Skechers' sales declined 4% year over year to $1.30 billion in the quarter ended Sept. 30, but that figure was up almost 80% from the disastrous second quarter. Domestic wholesale grew 6.3% over the prior-year period, an important sign of progress for the recovery in its home market.

The company operates under a different model than competitors such as Nike, which leverages premium branding and industry-leading direct-to-consumer (DTC) channels to serve consumers. As a value brand, however, Skechers relies more heavily on wholesale distribution, which made up about three-quarters of revenue in the latest quarter.

Person tying shoelaces on a pair of sneakers.

Image source: Getty Images.

Its DTC business actually decreased 17% year over year, but the company is making some strides in this area. It opened 24 company-owned stores in the quarter for a total 3,770 globally. It launched a revamped website in July, and DTC was up 59% sequentially. Second-quarter digital sales grew over 400%, and while e-commerce growth decelerated in the third quarter, it was still up 172%.

As of Sept. 30, Skechers owns 522 stores domestically, compared to Nike's 240. The latter's DTC segment is largely dependent on the digital channel, which accounts for 30% of total sales. While Skechers doesn't specify digital's part of the total, it's clear that physical stores are still the main revenue driver.

Why China is so important

Sales in China grew 24% to reduce the overall decline. The European market was strong as well, increasing 18%, most notably in Germany, and Australia also grew by double digits.

China is a huge market and the primary source of growth for many global retailers. Nike grew revenue there as well in its fiscal first quarter with a 6% sales hike.

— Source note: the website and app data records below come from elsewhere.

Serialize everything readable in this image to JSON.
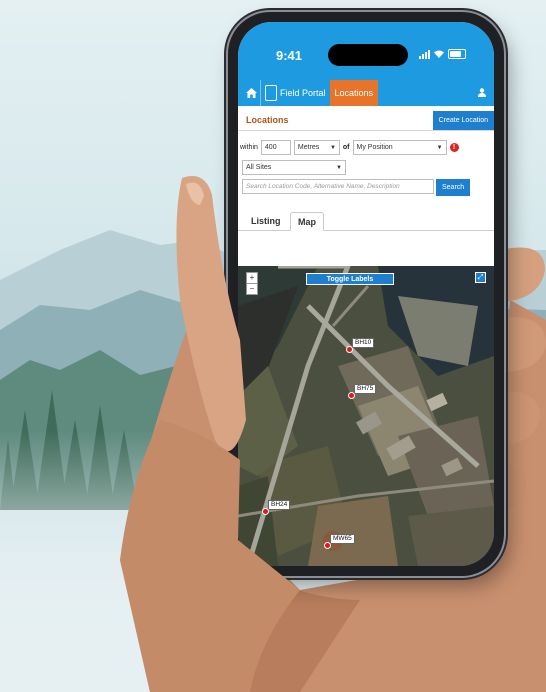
{
  "status": {
    "time": "9:41"
  },
  "appbar": {
    "brand_label": "Field Portal",
    "active_tab": "Locations"
  },
  "locations": {
    "title": "Locations",
    "create_button": "Create Location",
    "filter": {
      "within_label": "within",
      "distance": "400",
      "unit": "Metres",
      "of_label": "of",
      "origin": "My Position",
      "sites": "All Sites"
    },
    "search": {
      "placeholder": "Search Location Code, Alternative Name, Description",
      "button": "Search"
    },
    "tabs": [
      {
        "label": "Listing"
      },
      {
        "label": "Map"
      }
    ]
  },
  "map": {
    "zoom_in": "+",
    "zoom_out": "−",
    "toggle_labels": "Toggle Labels",
    "markers": [
      {
        "code": "BH10"
      },
      {
        "code": "BH75"
      },
      {
        "code": "BH24"
      },
      {
        "code": "MW65"
      }
    ],
    "marker_color": "#e01818"
  },
  "colors": {
    "primary": "#1e9be0",
    "accent": "#e8742a",
    "button": "#1e7fcf"
  }
}
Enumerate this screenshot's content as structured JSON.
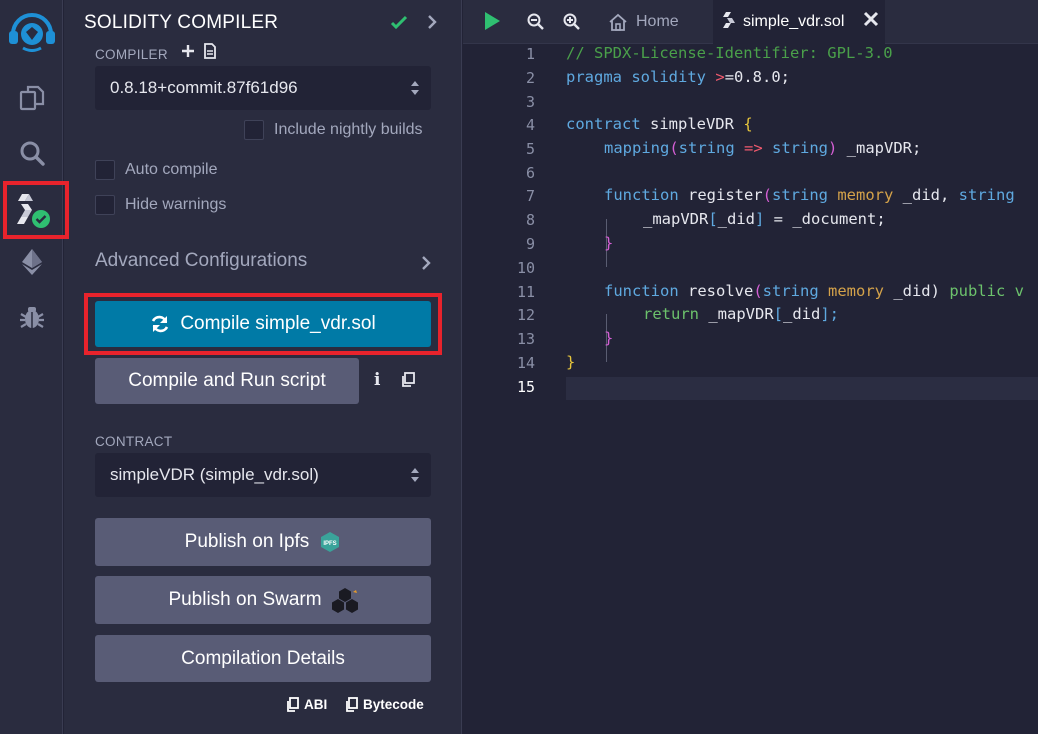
{
  "rail": {
    "items": [
      "remix-logo-icon",
      "file-explorer-icon",
      "search-icon",
      "solidity-compiler-icon",
      "deploy-run-icon",
      "debugger-icon"
    ]
  },
  "panel": {
    "title": "SOLIDITY COMPILER",
    "compiler_label": "COMPILER",
    "compiler_version": "0.8.18+commit.87f61d96",
    "include_nightly": "Include nightly builds",
    "auto_compile": "Auto compile",
    "hide_warnings": "Hide warnings",
    "advanced": "Advanced Configurations",
    "compile_button": "Compile simple_vdr.sol",
    "run_script_button": "Compile and Run script",
    "contract_label": "CONTRACT",
    "contract_value": "simpleVDR (simple_vdr.sol)",
    "publish_ipfs": "Publish on Ipfs",
    "ipfs_badge": "IPFS",
    "publish_swarm": "Publish on Swarm",
    "compilation_details": "Compilation Details",
    "abi_link": "ABI",
    "bytecode_link": "Bytecode"
  },
  "editor": {
    "tabs": [
      {
        "label": "Home"
      },
      {
        "label": "simple_vdr.sol"
      }
    ],
    "line_numbers": [
      "1",
      "2",
      "3",
      "4",
      "5",
      "6",
      "7",
      "8",
      "9",
      "10",
      "11",
      "12",
      "13",
      "14",
      "15"
    ],
    "current_line": "15",
    "code": {
      "l1": "// SPDX-License-Identifier: GPL-3.0",
      "l2_a": "pragma",
      "l2_b": "solidity",
      "l2_c": ">",
      "l2_d": "=0.8.0;",
      "l4_a": "contract",
      "l4_b": " simpleVDR ",
      "l4_c": "{",
      "l5_a": "mapping",
      "l5_b": "(",
      "l5_c": "string",
      "l5_d": " => ",
      "l5_e": "string",
      "l5_f": ")",
      "l5_g": " _mapVDR;",
      "l7_a": "function",
      "l7_b": " register",
      "l7_c": "(",
      "l7_d": "string",
      "l7_e": " memory",
      "l7_f": " _did, ",
      "l7_g": "string",
      "l8_a": "_mapVDR",
      "l8_b": "[",
      "l8_c": "_did",
      "l8_d": "]",
      "l8_e": " = _document;",
      "l9": "}",
      "l11_a": "function",
      "l11_b": " resolve",
      "l11_c": "(",
      "l11_d": "string",
      "l11_e": " memory",
      "l11_f": " _did)",
      "l11_g": " public v",
      "l12_a": "return",
      "l12_b": " _mapVDR",
      "l12_c": "[",
      "l12_d": "_did",
      "l12_e": "];",
      "l13": "}",
      "l14": "}"
    }
  },
  "colors": {
    "accent": "#007aa6",
    "highlight": "#e8232c",
    "success": "#2fbf71"
  }
}
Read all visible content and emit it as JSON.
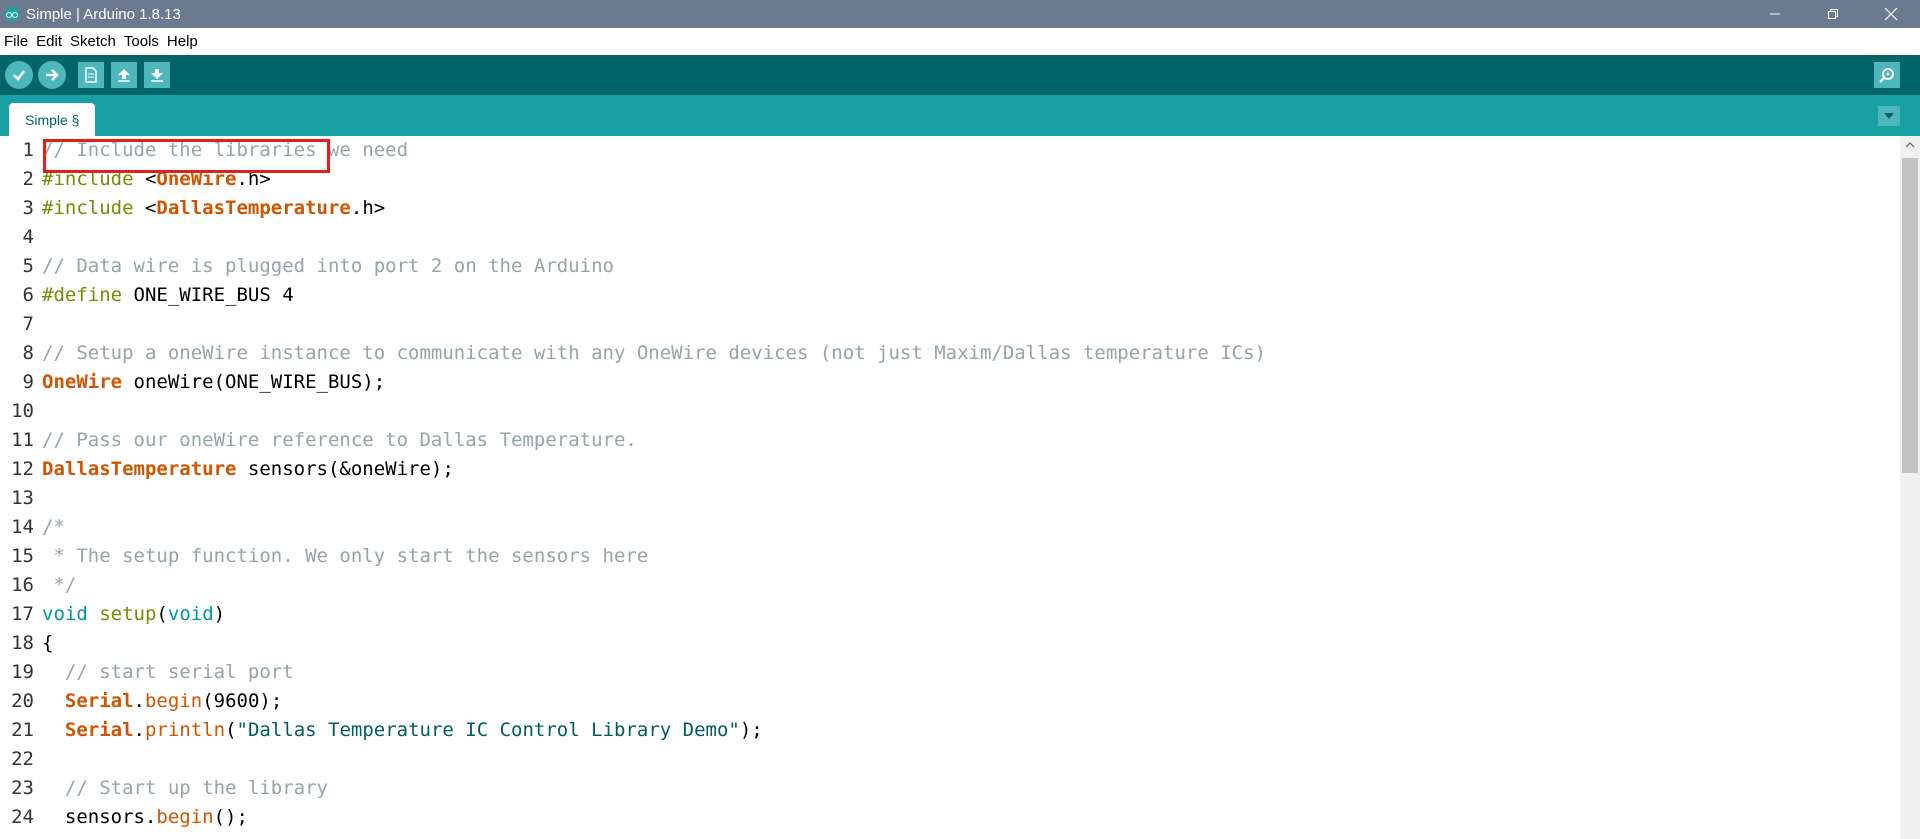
{
  "window": {
    "title": "Simple | Arduino 1.8.13",
    "controls": [
      "minimize-icon",
      "restore-icon",
      "close-icon"
    ]
  },
  "menu": [
    "File",
    "Edit",
    "Sketch",
    "Tools",
    "Help"
  ],
  "toolbar": {
    "buttons": [
      "verify-icon",
      "upload-icon",
      "new-icon",
      "open-icon",
      "save-icon"
    ],
    "right_button": "serial-monitor-icon"
  },
  "tabs": [
    {
      "label": "Simple §"
    }
  ],
  "editor": {
    "lines": [
      [
        {
          "t": "// Include the libraries we need",
          "c": "cm"
        }
      ],
      [
        {
          "t": "#include",
          "c": "kw"
        },
        {
          "t": " <",
          "c": ""
        },
        {
          "t": "OneWire",
          "c": "cls"
        },
        {
          "t": ".h>",
          "c": ""
        }
      ],
      [
        {
          "t": "#include",
          "c": "kw"
        },
        {
          "t": " <",
          "c": ""
        },
        {
          "t": "DallasTemperature",
          "c": "cls"
        },
        {
          "t": ".h>",
          "c": ""
        }
      ],
      [],
      [
        {
          "t": "// Data wire is plugged into port 2 on the Arduino",
          "c": "cm"
        }
      ],
      [
        {
          "t": "#define",
          "c": "kw"
        },
        {
          "t": " ONE_WIRE_BUS 4",
          "c": ""
        }
      ],
      [],
      [
        {
          "t": "// Setup a oneWire instance to communicate with any OneWire devices (not just Maxim/Dallas temperature ICs)",
          "c": "cm"
        }
      ],
      [
        {
          "t": "OneWire",
          "c": "cls"
        },
        {
          "t": " oneWire(ONE_WIRE_BUS);",
          "c": ""
        }
      ],
      [],
      [
        {
          "t": "// Pass our oneWire reference to Dallas Temperature.",
          "c": "cm"
        }
      ],
      [
        {
          "t": "DallasTemperature",
          "c": "cls"
        },
        {
          "t": " sensors(&oneWire);",
          "c": ""
        }
      ],
      [],
      [
        {
          "t": "/*",
          "c": "cm"
        }
      ],
      [
        {
          "t": " * The setup function. We only start the sensors here",
          "c": "cm"
        }
      ],
      [
        {
          "t": " */",
          "c": "cm"
        }
      ],
      [
        {
          "t": "void",
          "c": "ty"
        },
        {
          "t": " ",
          "c": ""
        },
        {
          "t": "setup",
          "c": "kw"
        },
        {
          "t": "(",
          "c": ""
        },
        {
          "t": "void",
          "c": "ty"
        },
        {
          "t": ")",
          "c": ""
        }
      ],
      [
        {
          "t": "{",
          "c": ""
        }
      ],
      [
        {
          "t": "  // start serial port",
          "c": "cm"
        }
      ],
      [
        {
          "t": "  ",
          "c": ""
        },
        {
          "t": "Serial",
          "c": "cls"
        },
        {
          "t": ".",
          "c": ""
        },
        {
          "t": "begin",
          "c": "fn"
        },
        {
          "t": "(9600);",
          "c": ""
        }
      ],
      [
        {
          "t": "  ",
          "c": ""
        },
        {
          "t": "Serial",
          "c": "cls"
        },
        {
          "t": ".",
          "c": ""
        },
        {
          "t": "println",
          "c": "fn"
        },
        {
          "t": "(",
          "c": ""
        },
        {
          "t": "\"Dallas Temperature IC Control Library Demo\"",
          "c": "str"
        },
        {
          "t": ");",
          "c": ""
        }
      ],
      [],
      [
        {
          "t": "  // Start up the library",
          "c": "cm"
        }
      ],
      [
        {
          "t": "  sensors.",
          "c": ""
        },
        {
          "t": "begin",
          "c": "fn"
        },
        {
          "t": "();",
          "c": ""
        }
      ]
    ],
    "highlighted_line": 6
  },
  "colors": {
    "titlebar": "#6b7a8f",
    "toolbar": "#006468",
    "tabbar": "#17a1a5",
    "highlight_box": "#e0201c"
  }
}
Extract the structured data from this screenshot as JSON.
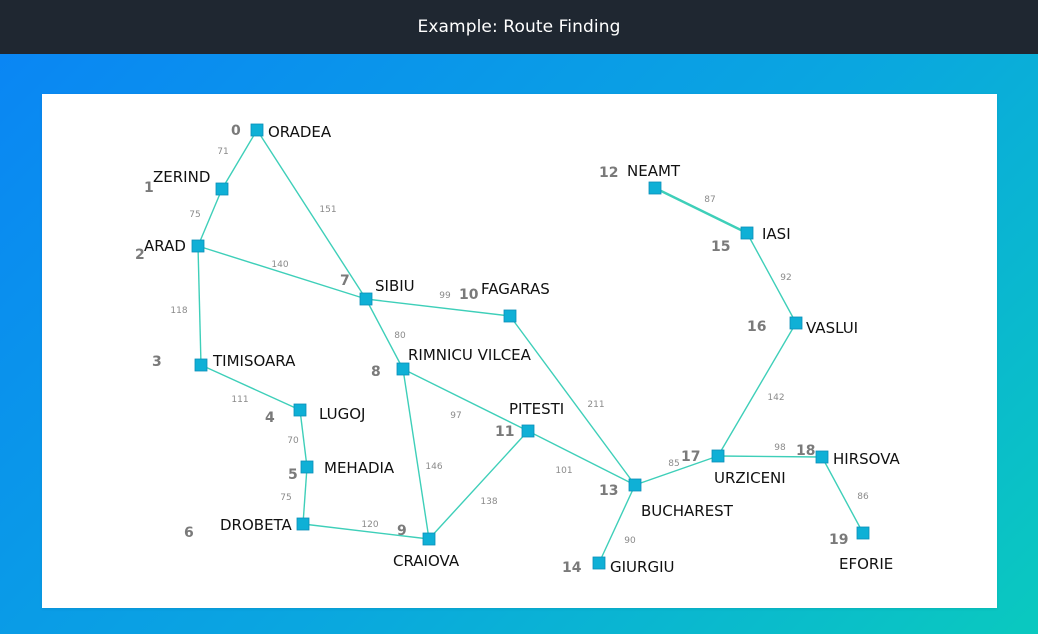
{
  "header": {
    "title": "Example: Route Finding"
  },
  "graph": {
    "nodes": [
      {
        "id": "0",
        "label": "ORADEA"
      },
      {
        "id": "1",
        "label": "ZERIND"
      },
      {
        "id": "2",
        "label": "ARAD"
      },
      {
        "id": "3",
        "label": "TIMISOARA"
      },
      {
        "id": "4",
        "label": "LUGOJ"
      },
      {
        "id": "5",
        "label": "MEHADIA"
      },
      {
        "id": "6",
        "label": "DROBETA"
      },
      {
        "id": "7",
        "label": "SIBIU"
      },
      {
        "id": "8",
        "label": "RIMNICU VILCEA"
      },
      {
        "id": "9",
        "label": "CRAIOVA"
      },
      {
        "id": "10",
        "label": "FAGARAS"
      },
      {
        "id": "11",
        "label": "PITESTI"
      },
      {
        "id": "12",
        "label": "NEAMT"
      },
      {
        "id": "13",
        "label": "BUCHAREST"
      },
      {
        "id": "14",
        "label": "GIURGIU"
      },
      {
        "id": "15",
        "label": "IASI"
      },
      {
        "id": "16",
        "label": "VASLUI"
      },
      {
        "id": "17",
        "label": "URZICENI"
      },
      {
        "id": "18",
        "label": "HIRSOVA"
      },
      {
        "id": "19",
        "label": "EFORIE"
      }
    ],
    "edges": [
      {
        "from": 0,
        "to": 1,
        "weight": "71"
      },
      {
        "from": 1,
        "to": 2,
        "weight": "75"
      },
      {
        "from": 0,
        "to": 7,
        "weight": "151"
      },
      {
        "from": 2,
        "to": 7,
        "weight": "140"
      },
      {
        "from": 2,
        "to": 3,
        "weight": "118"
      },
      {
        "from": 3,
        "to": 4,
        "weight": "111"
      },
      {
        "from": 4,
        "to": 5,
        "weight": "70"
      },
      {
        "from": 5,
        "to": 6,
        "weight": "75"
      },
      {
        "from": 6,
        "to": 9,
        "weight": "120"
      },
      {
        "from": 7,
        "to": 10,
        "weight": "99"
      },
      {
        "from": 7,
        "to": 8,
        "weight": "80"
      },
      {
        "from": 8,
        "to": 11,
        "weight": "97"
      },
      {
        "from": 8,
        "to": 9,
        "weight": "146"
      },
      {
        "from": 9,
        "to": 11,
        "weight": "138"
      },
      {
        "from": 11,
        "to": 13,
        "weight": "101"
      },
      {
        "from": 10,
        "to": 13,
        "weight": "211"
      },
      {
        "from": 13,
        "to": 14,
        "weight": "90"
      },
      {
        "from": 13,
        "to": 17,
        "weight": "85"
      },
      {
        "from": 17,
        "to": 18,
        "weight": "98"
      },
      {
        "from": 18,
        "to": 19,
        "weight": "86"
      },
      {
        "from": 17,
        "to": 16,
        "weight": "142"
      },
      {
        "from": 16,
        "to": 15,
        "weight": "92"
      },
      {
        "from": 15,
        "to": 12,
        "weight": "87"
      }
    ]
  }
}
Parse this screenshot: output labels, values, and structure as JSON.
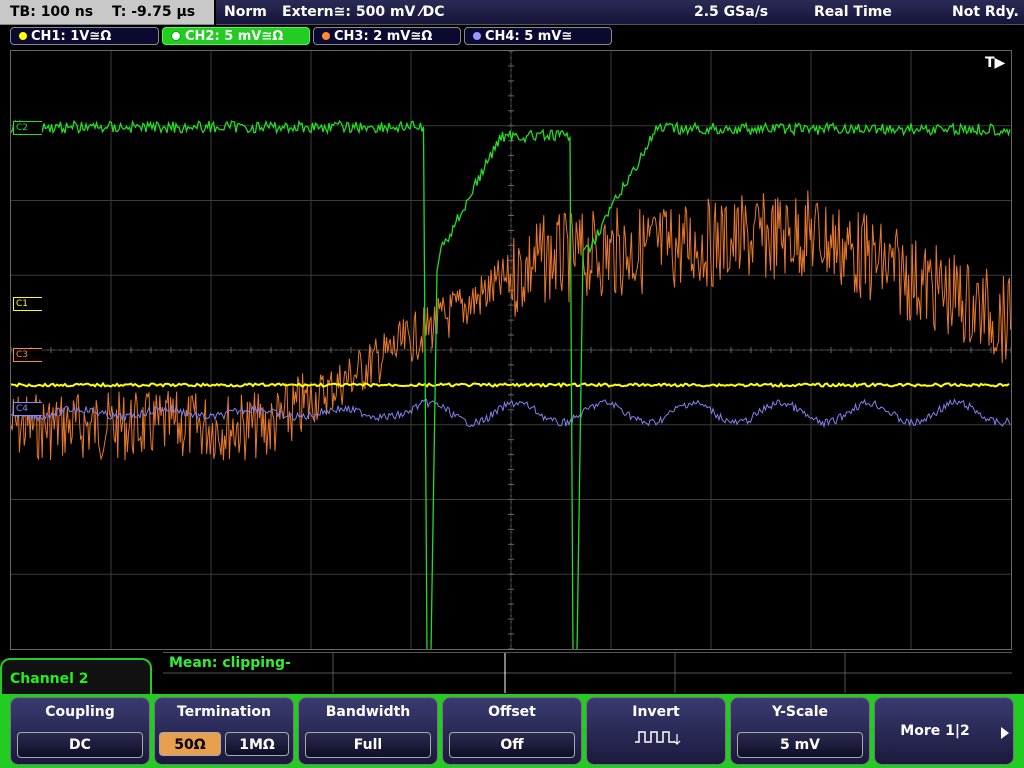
{
  "timebase": {
    "tb": "TB: 100 ns",
    "trigger_time": "T: -9.75 µs"
  },
  "status": {
    "mode": "Norm",
    "trigger": "Extern≅: 500 mV ⁄DC",
    "rate": "2.5 GSa/s",
    "acq": "Real Time",
    "state": "Not Rdy."
  },
  "channels": [
    {
      "label": "CH1: 1V≅Ω",
      "color": "#ffff00"
    },
    {
      "label": "CH2: 5 mV≅Ω",
      "color": "#22dd22"
    },
    {
      "label": "CH3: 2 mV≅Ω",
      "color": "#ff8833"
    },
    {
      "label": "CH4: 5 mV≅",
      "color": "#8888ff"
    }
  ],
  "grid": {
    "trigger_marker": "T▶",
    "ch1_marker": "C1",
    "ch3_marker": "C3",
    "ch4_marker": "C4",
    "ch2_marker": "C2"
  },
  "measurement": {
    "text": "Mean: clipping-"
  },
  "menu": {
    "title": "Channel 2",
    "coupling": {
      "title": "Coupling",
      "value": "DC"
    },
    "termination": {
      "title": "Termination",
      "opt1": "50Ω",
      "opt2": "1MΩ"
    },
    "bandwidth": {
      "title": "Bandwidth",
      "value": "Full"
    },
    "offset": {
      "title": "Offset",
      "value": "Off"
    },
    "invert": {
      "title": "Invert"
    },
    "yscale": {
      "title": "Y-Scale",
      "value": "5 mV"
    },
    "more": {
      "label": "More 1|2"
    }
  }
}
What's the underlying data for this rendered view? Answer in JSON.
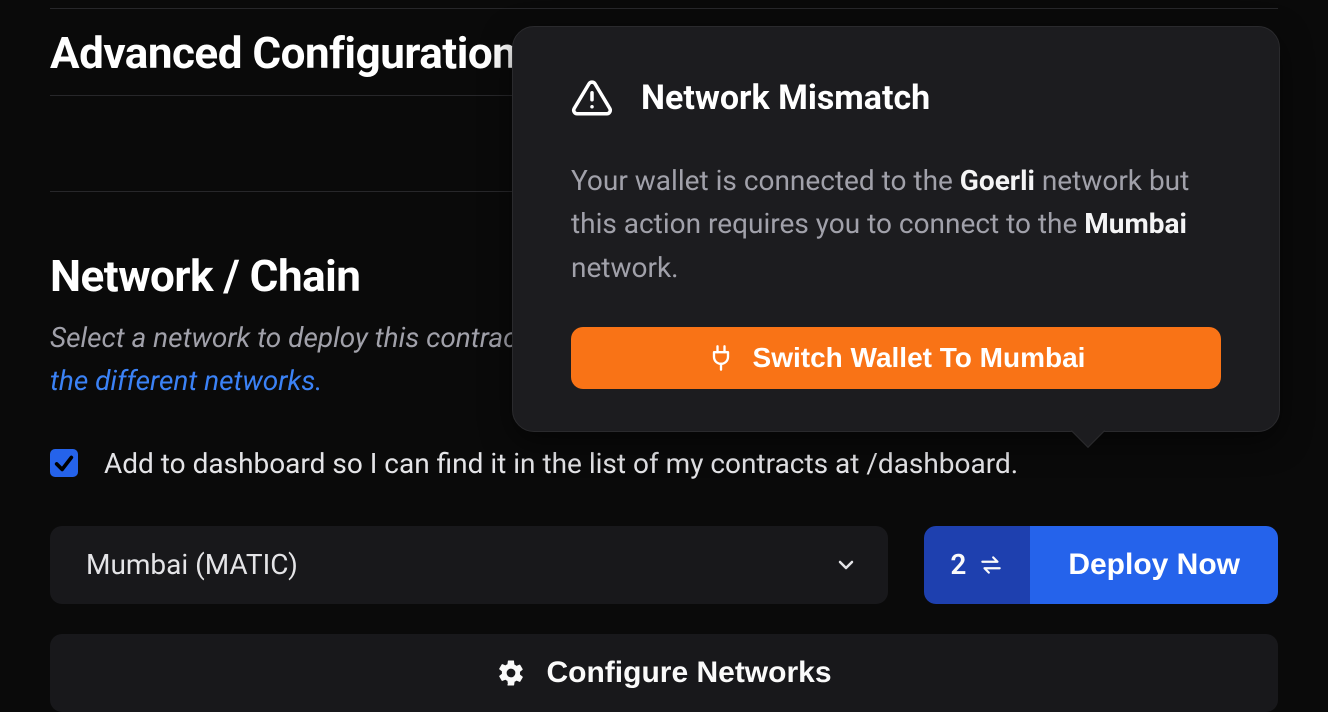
{
  "advanced": {
    "title": "Advanced Configuration"
  },
  "network": {
    "title": "Network / Chain",
    "desc": "Select a network to deploy this contract on. We recommend starting with a testnet.",
    "link": "Learn more about the different networks.",
    "checkbox_label": "Add to dashboard so I can find it in the list of my contracts at /dashboard.",
    "select_value": "Mumbai (MATIC)",
    "tx_count": "2",
    "deploy_label": "Deploy Now",
    "configure_label": "Configure Networks"
  },
  "popover": {
    "title": "Network Mismatch",
    "msg_pre": "Your wallet is connected to the ",
    "msg_net1": "Goerli",
    "msg_mid": " network but this action requires you to connect to the ",
    "msg_net2": "Mumbai",
    "msg_post": " network.",
    "switch_label": "Switch Wallet To Mumbai"
  }
}
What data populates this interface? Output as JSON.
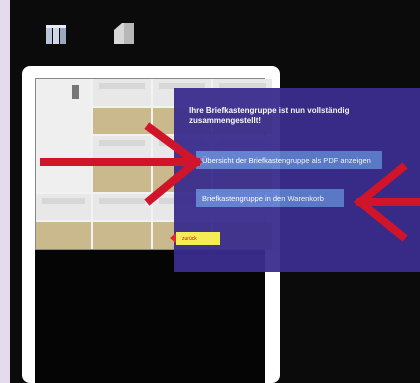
{
  "toolbar": {
    "icons": [
      "mailbox-group-icon",
      "mailbox-single-icon"
    ]
  },
  "dialog": {
    "title": "Ihre Briefkastengruppe ist nun vollständig zusammengestellt!",
    "pdf_button": "Übersicht der Briefkastengruppe als PDF anzeigen",
    "cart_button": "Briefkastengruppe in den Warenkorb"
  },
  "back_button": "zurück",
  "colors": {
    "background": "#e4dcec",
    "dialog": "#3a2d8e",
    "button": "#5e7ed0",
    "arrow": "#d0142a",
    "back_button": "#f6ec55"
  }
}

A Deloitte study found that the Chinese middle class is accumulating wealth and buying a more diverse set of products, providing a greater opportunity for companies to meet customer needs in that region. Skechers management declined to provide guidance for the remainder of the year, but they were pleased with the growth in China. CFO John Vandemore had previously said on the second-quarter earnings call that the company was "cautiously optimistic" about the recovery in China and very optimistic about long-term growth potential in that market.

A risk or an opportunity?

In the short term, at least, Skechers is a risky play. Even during the early days of the pandemic, when consumers were reining in their spending, the company's value offerings didn't see elevated demand. And as customers are back in stores and also shopping online, premium rivals are outperforming the company. But strong management and a well-carved market niche mean that long term, sales should keep rising.

Skechers stock is down 27% year to date as of this writing with a sizable chunk of that decline tied to the third-quarter report. It has underperformed the broad market in recent years, but the company was on the right path before the pandemic, and as it continues to see improving sales, especially in its international markets, the stock should bounce back too.

This article represents the opinion of the writer, who may disagree with the “official” recommendation position of a Motley Fool premium advisory service. We’re motley! Questioning an investing thesis -- even one of our own -- helps us all think critically about investing and make decisions that help us become smarter, happier, and richer.